Yes They Do....
Gov. Jared Polis on Friday signed the so-called red flag gun bill into law, the most extensive gun-control legislation passed in Colorado since 2013, when a host of measures were approved in the wake of the Aurora theater shooting.
list of states to 2019: https://coloradosun.com/2019/04/12/red-flag-bill-colorado-jared-pol...
A cancerous growth (depicted in red) has appeared on the 2nd Amendment.
Hope it doesn't spread any further.
Ding Bat is at it again..
According to Beto, the horrific attack, that killed 22 people and injured 24 others, shows “just how dangerous Donald Trump is.”
“On August 3rd, in El Paso, Texas, two things became crystal clear for me and I think produced a turning point for this country,” Beto began.
“The first is just how dangerous Donald Trump is – the cost and the consequence of his presidency,” O’Rourke continued.
“A racism and violence that had long been a part of America was welcomed out into the open and directed to my hometown of El Paso, Texas, where 22 people were killed, dozens more grievously injured by a man carrying a weapon who should never have been able to buy in the first place – inspired to kill by our president.“
“The second is how insufficient our politics is to meet the threat that we have right now. “
“The bitterness, the pettiness, the smallness of the moment, the incentives to attack one another and try to make differences without distinctions, mountains out of mole hills.”
“We have to be bigger. We have to see clearly, we have to speak honestly and we have to act decisively. That’s what I want to do for you as president of the United States. Thank you.”
Washingtonexaminer.com reports: Racism, hatred, and everything else bad that apparently never existed before Trump, was to blame for the shooting, O’Rourke said in his opener at the event. Perhaps at that moment ABC should have thrown up one of those cute fact-checking graphics TV news has grown so fond of. It could have said something like: “O’ROURKE: TRUMP TO BLAME FOR EL PASO (THERE’S NO PROOF HE WAS).”
The shooter last month was apparently preoccupied with “unchecked corporations” engaged in a “takeover” of the U.S. government, the automation of jobs, and also an internet conspiracy theory about a deliberate attempt to replace native-born white Americans with immigrants.
Those first two prongs were basically ignored by the national media and also Democrats such as O’Rourke.
The shooter also wrote in what was allegedly his “manifesto” that immigration and his other obsessions “predate Trump and his campaign for president.” He explicitly said that he blamed both Republicans and Democrats for mass immigration.

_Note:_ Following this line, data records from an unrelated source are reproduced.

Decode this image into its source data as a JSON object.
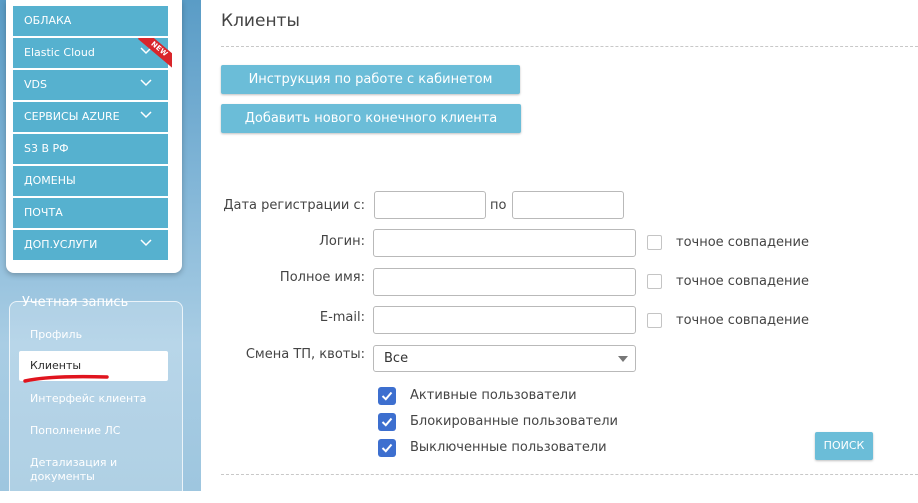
{
  "sidebar": {
    "menu": [
      {
        "label": "ОБЛАКА",
        "chevron": false
      },
      {
        "label": "Elastic Cloud",
        "chevron": true,
        "badge": "NEW"
      },
      {
        "label": "VDS",
        "chevron": true
      },
      {
        "label": "СЕРВИСЫ AZURE",
        "chevron": true
      },
      {
        "label": "S3 В РФ",
        "chevron": false
      },
      {
        "label": "ДОМЕНЫ",
        "chevron": false
      },
      {
        "label": "ПОЧТА",
        "chevron": false
      },
      {
        "label": "ДОП.УСЛУГИ",
        "chevron": true
      }
    ],
    "account": {
      "title": "Учетная запись",
      "items": [
        {
          "label": "Профиль"
        },
        {
          "label": "Клиенты",
          "active": true
        },
        {
          "label": "Интерфейс клиента"
        },
        {
          "label": "Пополнение ЛС"
        },
        {
          "label": "Детализация и документы"
        }
      ]
    }
  },
  "main": {
    "title": "Клиенты",
    "buttons": {
      "instructions": "Инструкция по работе с кабинетом",
      "add_client": "Добавить нового конечного клиента"
    },
    "filters": {
      "reg_date_label": "Дата регистрации с:",
      "reg_date_from": "",
      "to_label": "по",
      "reg_date_to": "",
      "login_label": "Логин:",
      "login_value": "",
      "fullname_label": "Полное имя:",
      "fullname_value": "",
      "email_label": "E-mail:",
      "email_value": "",
      "exact_match_label": "точное совпадение",
      "tariff_label": "Смена ТП, квоты:",
      "tariff_selected": "Все",
      "status_options": [
        {
          "label": "Активные пользователи",
          "checked": true
        },
        {
          "label": "Блокированные пользователи",
          "checked": true
        },
        {
          "label": "Выключенные пользователи",
          "checked": true
        }
      ],
      "search_button": "ПОИСК"
    }
  },
  "colors": {
    "menu_item_bg": "#56b1cf",
    "button_bg": "#6bbdd8",
    "checkbox_checked": "#3d6fcf",
    "badge_red": "#d9262b",
    "annotation_underline": "#e0141e"
  },
  "icons": [
    "chevron-down-icon",
    "calendar-icon",
    "checkmark-icon",
    "select-arrow-icon"
  ]
}
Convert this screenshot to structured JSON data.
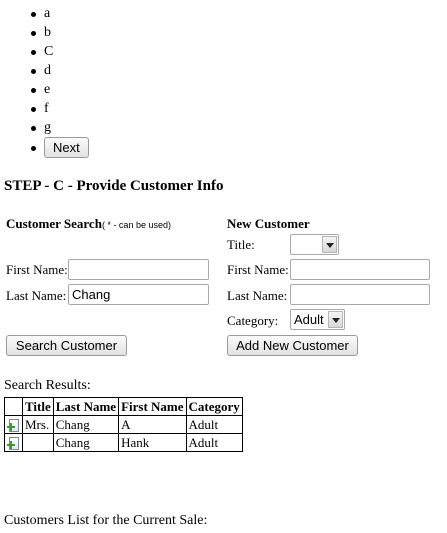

It doesn’t matter to O’Rourke. He’s drowning in this race, and he needs something to grab onto, even if it’s a vicious lie.